When I was a boy in the 60's and 70's, I used to beach comb and find parts and stores off William Dawes on Tathra Beach. Mainly old boxes or parts of them.

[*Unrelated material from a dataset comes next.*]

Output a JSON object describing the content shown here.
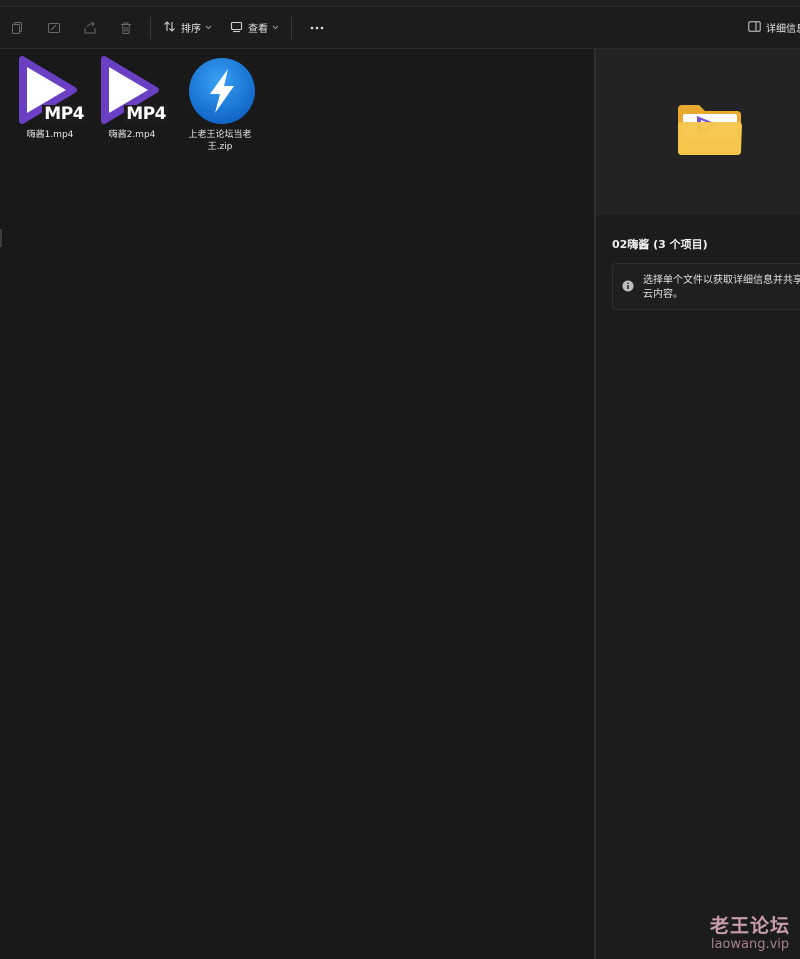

My parents couldn't tell me where the stuff came from at the time.  I knew one day I would find out!

Ian Williams
Bomaderry, NSW, Australia

Nov. 2, 2013

It is my sad duty to announce that William C. "Bill" Minton crossed the bar on May 30, 2013
at the age of 90.

Michael W. Pocock